Millennials are now officially the largest and most politically powerful generation in American history. Population data released by the U.S. Census Bureau reveals that in 2015, millennials—those born between 1981 and 1997—overtook baby boomers as the most populous generational segment in the country’s history.
And, because they make up more than 30 percent of all eligible voters, this generation will have the majority say in who wins this year’s presidential election.
There’s only one problem, though, for politicians attempting to use Between Two Ferns appearances and BuzzFeed interviews to woo younger voters: Most millennials simply aren’t politically active.
The Tufts University civic engagement center, CIRCLE, reports that in the 2014 midterm elections, turnout among millennial voters was the lowest ever recorded. Less than 20 percent of 18- to 29-year-olds voted, compared with 26.6 percent in past midterm elections.
One reason for this may be millennials’ negative views of government.
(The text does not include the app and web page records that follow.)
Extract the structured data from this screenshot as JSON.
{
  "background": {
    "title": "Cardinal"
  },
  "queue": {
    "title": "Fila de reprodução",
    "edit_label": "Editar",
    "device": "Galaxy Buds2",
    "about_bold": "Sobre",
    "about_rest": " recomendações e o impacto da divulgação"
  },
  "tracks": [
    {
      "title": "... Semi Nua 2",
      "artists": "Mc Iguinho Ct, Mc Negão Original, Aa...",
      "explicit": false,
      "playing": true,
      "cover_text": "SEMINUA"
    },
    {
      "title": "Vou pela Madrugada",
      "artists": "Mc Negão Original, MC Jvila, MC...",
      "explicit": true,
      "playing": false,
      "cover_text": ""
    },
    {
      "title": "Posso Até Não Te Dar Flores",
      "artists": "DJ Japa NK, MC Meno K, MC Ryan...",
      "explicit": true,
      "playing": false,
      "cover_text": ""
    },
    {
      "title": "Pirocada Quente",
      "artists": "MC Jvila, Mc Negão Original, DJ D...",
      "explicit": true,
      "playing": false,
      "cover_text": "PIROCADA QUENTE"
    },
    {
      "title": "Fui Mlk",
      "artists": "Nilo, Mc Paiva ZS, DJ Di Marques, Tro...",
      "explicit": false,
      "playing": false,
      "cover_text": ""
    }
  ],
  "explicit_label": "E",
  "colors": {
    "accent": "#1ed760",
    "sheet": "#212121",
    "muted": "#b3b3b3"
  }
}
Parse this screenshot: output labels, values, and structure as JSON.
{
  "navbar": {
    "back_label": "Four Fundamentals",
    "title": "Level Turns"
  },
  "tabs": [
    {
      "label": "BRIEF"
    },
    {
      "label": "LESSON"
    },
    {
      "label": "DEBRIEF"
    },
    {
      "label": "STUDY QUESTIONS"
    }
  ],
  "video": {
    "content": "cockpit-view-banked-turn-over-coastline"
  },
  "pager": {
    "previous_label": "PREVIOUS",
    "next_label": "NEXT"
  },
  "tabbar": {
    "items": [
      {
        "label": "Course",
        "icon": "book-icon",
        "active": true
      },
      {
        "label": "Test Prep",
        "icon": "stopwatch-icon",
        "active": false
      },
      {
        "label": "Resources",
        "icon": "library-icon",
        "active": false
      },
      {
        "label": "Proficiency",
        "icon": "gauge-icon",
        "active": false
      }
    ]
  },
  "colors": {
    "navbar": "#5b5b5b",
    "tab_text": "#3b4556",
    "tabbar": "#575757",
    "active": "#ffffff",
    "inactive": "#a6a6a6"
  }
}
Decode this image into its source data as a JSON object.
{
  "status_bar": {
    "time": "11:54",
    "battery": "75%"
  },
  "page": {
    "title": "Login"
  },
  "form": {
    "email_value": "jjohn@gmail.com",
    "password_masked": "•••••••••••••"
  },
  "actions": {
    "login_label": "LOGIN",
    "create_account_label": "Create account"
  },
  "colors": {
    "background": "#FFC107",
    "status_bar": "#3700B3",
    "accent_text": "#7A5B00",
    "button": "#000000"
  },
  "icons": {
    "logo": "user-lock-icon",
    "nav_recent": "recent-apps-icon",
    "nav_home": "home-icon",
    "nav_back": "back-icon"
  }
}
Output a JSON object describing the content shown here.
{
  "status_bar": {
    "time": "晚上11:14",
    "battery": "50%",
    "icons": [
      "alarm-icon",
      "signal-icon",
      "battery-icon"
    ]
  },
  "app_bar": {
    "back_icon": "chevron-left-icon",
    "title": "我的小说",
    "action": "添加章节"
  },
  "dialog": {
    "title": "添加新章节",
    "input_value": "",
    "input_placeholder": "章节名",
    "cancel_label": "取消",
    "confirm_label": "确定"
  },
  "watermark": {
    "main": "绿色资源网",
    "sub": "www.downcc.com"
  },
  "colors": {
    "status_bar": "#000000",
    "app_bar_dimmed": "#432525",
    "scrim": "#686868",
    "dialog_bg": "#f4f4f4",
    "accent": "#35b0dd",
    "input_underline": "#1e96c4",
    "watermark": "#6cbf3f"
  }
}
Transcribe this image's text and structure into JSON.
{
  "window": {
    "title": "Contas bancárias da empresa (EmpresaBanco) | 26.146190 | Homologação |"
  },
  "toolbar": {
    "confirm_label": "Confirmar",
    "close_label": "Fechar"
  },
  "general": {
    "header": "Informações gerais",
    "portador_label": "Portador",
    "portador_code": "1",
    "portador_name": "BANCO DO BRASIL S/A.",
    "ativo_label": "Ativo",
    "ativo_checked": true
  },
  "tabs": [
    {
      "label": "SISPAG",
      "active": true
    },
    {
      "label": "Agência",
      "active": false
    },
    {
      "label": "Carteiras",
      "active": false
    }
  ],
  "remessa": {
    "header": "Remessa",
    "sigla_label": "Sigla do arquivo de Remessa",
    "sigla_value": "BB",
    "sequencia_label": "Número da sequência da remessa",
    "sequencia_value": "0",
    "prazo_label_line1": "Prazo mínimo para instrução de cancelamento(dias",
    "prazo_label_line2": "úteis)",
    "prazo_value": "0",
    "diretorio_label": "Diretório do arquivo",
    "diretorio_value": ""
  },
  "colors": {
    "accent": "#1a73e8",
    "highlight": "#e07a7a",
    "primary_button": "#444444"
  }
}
In a poll from Harvard University’s Institute of Politics, only 36 percent of respondents said they trusted the president to do the right thing all or most of the time.
But elections are about more than individual leaders. For Hunter Baker, a professor of political science at Union University in Jackson, Tennessee, Christian millennials’ passion for cultural change should drive them to vote. For Christians, Baker says, political participation can be especially important as a way to promote thoughtful, godly viewpoints on things like life issues, religious liberty and human dignity.
“[Evangelicals] have to engage fully with the broader society, including with regard to politics,” Baker says. “Our politics should reflect godly priorities.”
With the U.S. presidential elections coming up, millennials should be the demographic that decides the next leader of the free world—that is, if they actually show up to the polls.